The Minnesota Vikings have made a number of shrewd moves throughout the 2014 offseason, both in free agency and the 2014 NFL Draft. However, the re-signing of defensive end Everson Griffen was not one of them.
Griffen received a five-year, $42.5 million contract from the Vikings this offseason. To put this into perspective, Griffen is now the sixth highest paid defensive end in the NFL in terms of total contract value. His contract is comparable to the contracts of players such as Cameron Wake or Trent Cole.
While Griffen has shown flashes of being an above average – possibly even an elite – NFL player, he has never been a full-time starter in the league. Therefore, his contract should not reflect those of veteran, above-average NFL starters such as Wake or Cole.

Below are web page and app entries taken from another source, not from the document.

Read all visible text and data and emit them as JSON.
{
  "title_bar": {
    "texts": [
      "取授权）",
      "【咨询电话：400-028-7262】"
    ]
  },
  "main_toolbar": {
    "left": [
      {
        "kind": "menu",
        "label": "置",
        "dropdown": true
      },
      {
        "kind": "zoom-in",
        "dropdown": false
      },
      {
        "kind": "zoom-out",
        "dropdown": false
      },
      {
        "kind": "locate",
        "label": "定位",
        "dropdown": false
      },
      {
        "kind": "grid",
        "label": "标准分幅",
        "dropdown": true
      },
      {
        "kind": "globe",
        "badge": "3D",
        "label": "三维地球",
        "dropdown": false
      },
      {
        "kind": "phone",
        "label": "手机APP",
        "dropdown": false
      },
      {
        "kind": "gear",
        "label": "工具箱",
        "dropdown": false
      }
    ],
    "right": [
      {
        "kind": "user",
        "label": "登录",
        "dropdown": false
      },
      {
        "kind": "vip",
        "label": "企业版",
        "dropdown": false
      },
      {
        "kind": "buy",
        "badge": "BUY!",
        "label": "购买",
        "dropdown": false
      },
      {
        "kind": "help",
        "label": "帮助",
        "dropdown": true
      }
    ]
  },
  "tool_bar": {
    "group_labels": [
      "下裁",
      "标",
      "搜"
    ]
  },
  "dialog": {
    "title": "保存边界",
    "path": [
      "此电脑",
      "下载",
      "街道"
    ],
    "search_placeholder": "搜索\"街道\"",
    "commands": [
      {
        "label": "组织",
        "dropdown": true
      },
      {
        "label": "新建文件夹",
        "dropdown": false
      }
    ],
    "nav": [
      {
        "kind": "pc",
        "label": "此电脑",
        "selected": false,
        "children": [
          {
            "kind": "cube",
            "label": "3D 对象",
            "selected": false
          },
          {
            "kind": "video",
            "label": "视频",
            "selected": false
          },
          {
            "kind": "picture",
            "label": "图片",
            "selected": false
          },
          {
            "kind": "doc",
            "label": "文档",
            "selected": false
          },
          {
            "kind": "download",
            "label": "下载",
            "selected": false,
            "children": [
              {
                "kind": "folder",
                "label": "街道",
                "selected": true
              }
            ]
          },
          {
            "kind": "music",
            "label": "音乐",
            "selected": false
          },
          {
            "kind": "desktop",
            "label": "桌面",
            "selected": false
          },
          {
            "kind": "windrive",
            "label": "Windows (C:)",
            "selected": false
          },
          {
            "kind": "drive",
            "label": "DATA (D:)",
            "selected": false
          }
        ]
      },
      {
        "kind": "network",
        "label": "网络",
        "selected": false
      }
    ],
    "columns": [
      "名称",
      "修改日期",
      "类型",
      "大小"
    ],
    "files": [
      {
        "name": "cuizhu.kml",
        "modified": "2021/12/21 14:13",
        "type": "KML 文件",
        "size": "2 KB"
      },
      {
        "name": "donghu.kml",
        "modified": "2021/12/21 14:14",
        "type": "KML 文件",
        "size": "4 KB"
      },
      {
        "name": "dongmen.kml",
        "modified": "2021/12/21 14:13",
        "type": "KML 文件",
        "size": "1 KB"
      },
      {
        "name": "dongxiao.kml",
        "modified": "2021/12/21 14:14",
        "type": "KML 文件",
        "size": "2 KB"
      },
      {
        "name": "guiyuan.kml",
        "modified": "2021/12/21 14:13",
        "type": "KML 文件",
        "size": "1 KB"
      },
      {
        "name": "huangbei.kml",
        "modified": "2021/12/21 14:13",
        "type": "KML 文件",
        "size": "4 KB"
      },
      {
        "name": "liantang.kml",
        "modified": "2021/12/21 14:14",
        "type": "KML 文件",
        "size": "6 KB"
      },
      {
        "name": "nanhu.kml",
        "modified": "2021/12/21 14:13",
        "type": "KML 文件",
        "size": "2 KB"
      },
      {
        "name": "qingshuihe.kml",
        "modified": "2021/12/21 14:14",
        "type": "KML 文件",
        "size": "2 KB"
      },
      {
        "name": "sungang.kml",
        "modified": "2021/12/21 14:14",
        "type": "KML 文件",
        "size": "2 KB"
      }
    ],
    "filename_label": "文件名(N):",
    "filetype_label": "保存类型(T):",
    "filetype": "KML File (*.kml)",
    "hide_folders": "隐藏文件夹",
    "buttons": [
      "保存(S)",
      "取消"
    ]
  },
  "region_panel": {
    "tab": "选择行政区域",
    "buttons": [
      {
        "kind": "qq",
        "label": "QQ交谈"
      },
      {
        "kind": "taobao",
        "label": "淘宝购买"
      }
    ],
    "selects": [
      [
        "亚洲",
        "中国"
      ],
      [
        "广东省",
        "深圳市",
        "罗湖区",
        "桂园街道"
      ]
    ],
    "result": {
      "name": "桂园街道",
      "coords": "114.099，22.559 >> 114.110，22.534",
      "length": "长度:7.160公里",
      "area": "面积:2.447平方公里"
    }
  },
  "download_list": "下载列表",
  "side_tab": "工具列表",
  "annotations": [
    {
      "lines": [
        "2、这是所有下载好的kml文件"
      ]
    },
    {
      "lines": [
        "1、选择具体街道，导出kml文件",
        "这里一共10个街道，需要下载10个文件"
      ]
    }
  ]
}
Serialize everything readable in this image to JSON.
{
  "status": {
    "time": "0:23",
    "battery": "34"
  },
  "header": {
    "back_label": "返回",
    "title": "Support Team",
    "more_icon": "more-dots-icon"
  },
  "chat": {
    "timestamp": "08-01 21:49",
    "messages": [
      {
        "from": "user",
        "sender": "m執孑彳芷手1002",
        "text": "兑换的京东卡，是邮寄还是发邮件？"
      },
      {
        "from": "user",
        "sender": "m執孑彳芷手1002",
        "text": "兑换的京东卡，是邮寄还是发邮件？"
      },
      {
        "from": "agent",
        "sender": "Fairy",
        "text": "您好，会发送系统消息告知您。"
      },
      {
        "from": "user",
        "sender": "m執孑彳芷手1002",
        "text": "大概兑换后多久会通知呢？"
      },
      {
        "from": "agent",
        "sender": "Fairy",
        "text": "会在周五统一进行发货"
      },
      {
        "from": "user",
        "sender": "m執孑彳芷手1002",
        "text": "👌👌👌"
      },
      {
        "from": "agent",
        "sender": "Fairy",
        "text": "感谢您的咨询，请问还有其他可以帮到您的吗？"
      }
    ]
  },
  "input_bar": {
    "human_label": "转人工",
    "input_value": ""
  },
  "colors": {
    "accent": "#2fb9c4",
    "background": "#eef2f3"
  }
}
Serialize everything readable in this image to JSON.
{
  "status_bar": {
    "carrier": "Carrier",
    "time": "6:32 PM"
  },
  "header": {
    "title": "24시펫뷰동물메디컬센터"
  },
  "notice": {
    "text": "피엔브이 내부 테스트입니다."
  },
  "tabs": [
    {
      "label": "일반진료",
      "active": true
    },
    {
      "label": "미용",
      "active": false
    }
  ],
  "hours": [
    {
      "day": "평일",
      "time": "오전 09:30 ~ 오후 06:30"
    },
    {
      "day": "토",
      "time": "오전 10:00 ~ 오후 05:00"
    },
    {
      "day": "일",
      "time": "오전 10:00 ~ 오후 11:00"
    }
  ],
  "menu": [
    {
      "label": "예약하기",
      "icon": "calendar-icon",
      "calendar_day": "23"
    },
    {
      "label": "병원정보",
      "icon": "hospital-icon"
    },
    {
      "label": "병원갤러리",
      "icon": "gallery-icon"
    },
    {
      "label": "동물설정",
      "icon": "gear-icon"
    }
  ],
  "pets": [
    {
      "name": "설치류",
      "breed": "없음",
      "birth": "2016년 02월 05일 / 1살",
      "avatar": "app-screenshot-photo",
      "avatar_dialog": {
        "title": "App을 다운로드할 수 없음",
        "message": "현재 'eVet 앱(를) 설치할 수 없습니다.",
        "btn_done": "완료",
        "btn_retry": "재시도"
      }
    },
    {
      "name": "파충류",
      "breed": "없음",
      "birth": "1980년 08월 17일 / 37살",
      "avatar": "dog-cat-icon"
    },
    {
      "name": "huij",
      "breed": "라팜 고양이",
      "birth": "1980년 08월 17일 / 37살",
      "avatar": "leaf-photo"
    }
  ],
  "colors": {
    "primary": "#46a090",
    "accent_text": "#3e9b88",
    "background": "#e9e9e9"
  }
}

The most concerning piece of Griffen’s contract is the amount of guaranteed money he received. Griffen will receive $19.8 million in guaranteed money, 46.6 percent of his total contract, over the course of the next five seasons. When elite defensive end Mario Williams signed his mega-deal with the Buffalo Bills, he received $24.9 million in guaranteed money, roughly a fourth of his total contract.
Charles Johnson, a Carolina Panthers defensive end, currently plays under a six-year, $76 million contract. While Johnson has been a productive NFL player, he is certainly not worth this type of money. In fact, many analysts have argued that this is one of the worst current NFL contracts. Griffen’s contract may not have a comparable per-year or total value to that of Johnson’s, but the guaranteed money per year is very similar.
When Michael Johnson signed with the Tampa Bay Buccaneers, the Vikings panicked and offered Griffen too lucrative of a contract. In return, the Vikings’ assured themselves of keeping “their guy,” but may have hindered their future to some extent. Griffen’s contract will hit the Vikings’ cap to the tune of $8.2 million from 2014-2017, and then $9.7 million in 2018, so the team better hope he can fulfill his contract to some extent.